Cable TV Prices Go Up, Programming Choice Goes Down

This isn't the first time I've delved into the whole “Cable TV Is Too Damn Expensive” kerfuffle and I doubt it will be the last. An article in USA Today about what to do about high cable bills only scratches the surface.

The biggest battle looming between cable companies/telcos and consumers isn't about pricing. It's going to be about programming and Internet access.
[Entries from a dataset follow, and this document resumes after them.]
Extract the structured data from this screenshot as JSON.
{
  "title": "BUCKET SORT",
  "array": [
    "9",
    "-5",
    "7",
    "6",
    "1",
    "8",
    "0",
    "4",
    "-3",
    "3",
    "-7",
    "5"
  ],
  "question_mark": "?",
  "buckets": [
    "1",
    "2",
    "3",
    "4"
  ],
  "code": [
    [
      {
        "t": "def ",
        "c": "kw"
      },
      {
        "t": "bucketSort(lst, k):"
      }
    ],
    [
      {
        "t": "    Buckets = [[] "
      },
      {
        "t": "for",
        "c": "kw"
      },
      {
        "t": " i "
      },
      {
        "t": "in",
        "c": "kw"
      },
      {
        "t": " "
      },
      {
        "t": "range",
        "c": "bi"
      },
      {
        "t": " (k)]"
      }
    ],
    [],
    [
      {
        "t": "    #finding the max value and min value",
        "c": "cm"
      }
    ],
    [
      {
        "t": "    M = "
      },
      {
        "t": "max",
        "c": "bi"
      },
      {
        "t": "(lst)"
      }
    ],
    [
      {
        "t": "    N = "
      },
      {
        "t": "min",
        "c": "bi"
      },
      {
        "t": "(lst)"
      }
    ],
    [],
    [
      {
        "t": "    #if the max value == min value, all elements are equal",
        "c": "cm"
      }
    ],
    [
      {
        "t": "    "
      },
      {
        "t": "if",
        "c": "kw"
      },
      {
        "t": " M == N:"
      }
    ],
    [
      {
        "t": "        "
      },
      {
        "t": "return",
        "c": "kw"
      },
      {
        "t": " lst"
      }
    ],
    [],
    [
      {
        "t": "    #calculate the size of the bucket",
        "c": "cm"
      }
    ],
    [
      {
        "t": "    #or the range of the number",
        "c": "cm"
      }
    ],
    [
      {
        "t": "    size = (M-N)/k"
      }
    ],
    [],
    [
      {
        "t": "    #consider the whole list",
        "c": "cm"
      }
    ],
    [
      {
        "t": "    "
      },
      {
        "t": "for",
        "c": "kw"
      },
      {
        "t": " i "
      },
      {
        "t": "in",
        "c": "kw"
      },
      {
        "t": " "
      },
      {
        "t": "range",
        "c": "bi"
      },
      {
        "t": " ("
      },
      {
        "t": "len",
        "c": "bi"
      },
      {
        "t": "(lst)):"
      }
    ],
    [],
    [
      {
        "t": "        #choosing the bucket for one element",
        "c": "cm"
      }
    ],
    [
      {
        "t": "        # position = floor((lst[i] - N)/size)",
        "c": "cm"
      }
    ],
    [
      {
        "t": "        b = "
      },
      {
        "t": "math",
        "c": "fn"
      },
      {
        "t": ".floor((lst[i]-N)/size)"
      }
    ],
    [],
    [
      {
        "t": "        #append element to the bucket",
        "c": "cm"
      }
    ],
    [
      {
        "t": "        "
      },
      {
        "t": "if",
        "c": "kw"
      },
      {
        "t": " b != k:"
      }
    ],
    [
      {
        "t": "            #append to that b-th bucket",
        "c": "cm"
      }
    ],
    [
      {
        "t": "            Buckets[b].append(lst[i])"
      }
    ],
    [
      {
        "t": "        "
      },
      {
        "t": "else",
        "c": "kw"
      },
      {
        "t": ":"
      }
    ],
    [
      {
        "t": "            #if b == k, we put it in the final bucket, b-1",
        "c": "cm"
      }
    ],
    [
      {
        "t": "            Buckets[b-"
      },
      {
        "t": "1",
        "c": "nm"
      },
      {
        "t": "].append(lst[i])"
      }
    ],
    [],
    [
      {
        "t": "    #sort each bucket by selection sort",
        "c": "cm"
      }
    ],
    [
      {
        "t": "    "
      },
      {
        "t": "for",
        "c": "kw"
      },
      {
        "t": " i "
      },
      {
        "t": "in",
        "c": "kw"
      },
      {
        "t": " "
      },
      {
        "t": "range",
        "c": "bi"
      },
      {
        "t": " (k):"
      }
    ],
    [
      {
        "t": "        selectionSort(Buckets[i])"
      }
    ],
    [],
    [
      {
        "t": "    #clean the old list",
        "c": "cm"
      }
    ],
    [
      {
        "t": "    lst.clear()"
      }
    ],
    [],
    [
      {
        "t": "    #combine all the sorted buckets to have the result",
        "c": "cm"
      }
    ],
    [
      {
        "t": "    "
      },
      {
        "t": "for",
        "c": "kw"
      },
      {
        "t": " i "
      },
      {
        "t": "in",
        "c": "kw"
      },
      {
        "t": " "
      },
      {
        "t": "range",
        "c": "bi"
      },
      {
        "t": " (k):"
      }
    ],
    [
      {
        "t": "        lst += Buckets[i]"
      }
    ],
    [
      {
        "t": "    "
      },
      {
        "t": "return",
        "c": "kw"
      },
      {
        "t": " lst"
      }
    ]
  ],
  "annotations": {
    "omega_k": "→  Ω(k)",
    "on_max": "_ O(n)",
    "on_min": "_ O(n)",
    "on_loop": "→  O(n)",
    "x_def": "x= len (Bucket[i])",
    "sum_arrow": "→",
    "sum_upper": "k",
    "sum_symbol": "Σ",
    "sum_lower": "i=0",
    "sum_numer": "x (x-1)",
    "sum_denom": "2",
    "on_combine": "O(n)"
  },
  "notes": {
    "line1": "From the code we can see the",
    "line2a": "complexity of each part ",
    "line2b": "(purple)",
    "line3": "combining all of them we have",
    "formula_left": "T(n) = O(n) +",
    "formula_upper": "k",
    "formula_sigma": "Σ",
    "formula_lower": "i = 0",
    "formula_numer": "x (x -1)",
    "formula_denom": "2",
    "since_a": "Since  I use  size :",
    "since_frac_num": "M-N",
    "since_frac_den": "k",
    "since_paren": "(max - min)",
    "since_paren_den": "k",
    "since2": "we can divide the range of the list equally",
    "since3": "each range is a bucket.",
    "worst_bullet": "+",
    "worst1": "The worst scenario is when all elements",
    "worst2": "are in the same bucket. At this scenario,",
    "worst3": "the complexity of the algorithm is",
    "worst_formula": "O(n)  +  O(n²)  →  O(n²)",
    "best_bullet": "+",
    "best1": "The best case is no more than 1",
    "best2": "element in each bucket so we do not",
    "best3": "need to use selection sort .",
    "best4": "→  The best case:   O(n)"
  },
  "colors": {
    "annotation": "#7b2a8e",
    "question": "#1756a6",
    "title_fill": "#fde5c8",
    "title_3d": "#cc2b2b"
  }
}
Remember this: It isn't the cable companies who decide what you'll pay for video programming so much as it is the content providers (A&E, TNT, FX, Discovery, History Channel, etc). They dictate which channel will appear on what programming tier and there's little the cable or satellite provider can do about it. The providers can also say "If you want our premium channel(s), you also have to carry these niche channels, otherwise you get nothing." About the only thing that is negotiable is the pricing, and the content providers are constantly jacking up the price for what they provide. Is it any wonder the number of video subscribers has been falling as they pay increasingly more for less programming?

While some consumers have wondered why the cable companies can't absorb the increasing costs, it must be understood that these days the profit margin on video is small and shrinking. Absorbing costs will take video from barely making money to losing money, something no business should do. We must also keep in mind that cable companies have a much higher profit margin for Internet and phone service as well as Over The Top services like Video-On-Demand. But why should they use the profits from one part of their operation to support the money-losing part, particularly if the losses will do nothing but grow?

Having an insider's view of what goes on in some cable companies (no, I don't work for a cable company, but my company provides equipment and services to cable companies), a lot of them would love nothing better than to provide a la carte programming as it means they won't have to carry channels that no one watches. That leaves more spectrum available for other, more profitable (and less costly) services, like high-speed Internet.

Of course that might change if ISP's like Verizon and Comcast get their way, being able to severely limit data speeds and the amount of data customers will be allowed to use every month while at the same time jacking up the prices for service that is already overpriced. (The US has some of the lowest speed and highest priced Internet access in the world, and it seems like some providers want to make it even slower and more costly. Call it yet another example of blatant cronyism within our economy, but we won't delve into that now as that could stand as a post all by itself.)

OK, I got a little off topic, but this issue isn't going to go away. If content providers continue jacking up costs, the number of video subscribers will continue to fall, and then the whole vicious cycle will repeat itself until the cable companies either 'pull the plug' on providing video or the content providers go broke. The present business model isn't sustainable and too many people are ignoring it. Unless something changes, everyone is going to lose.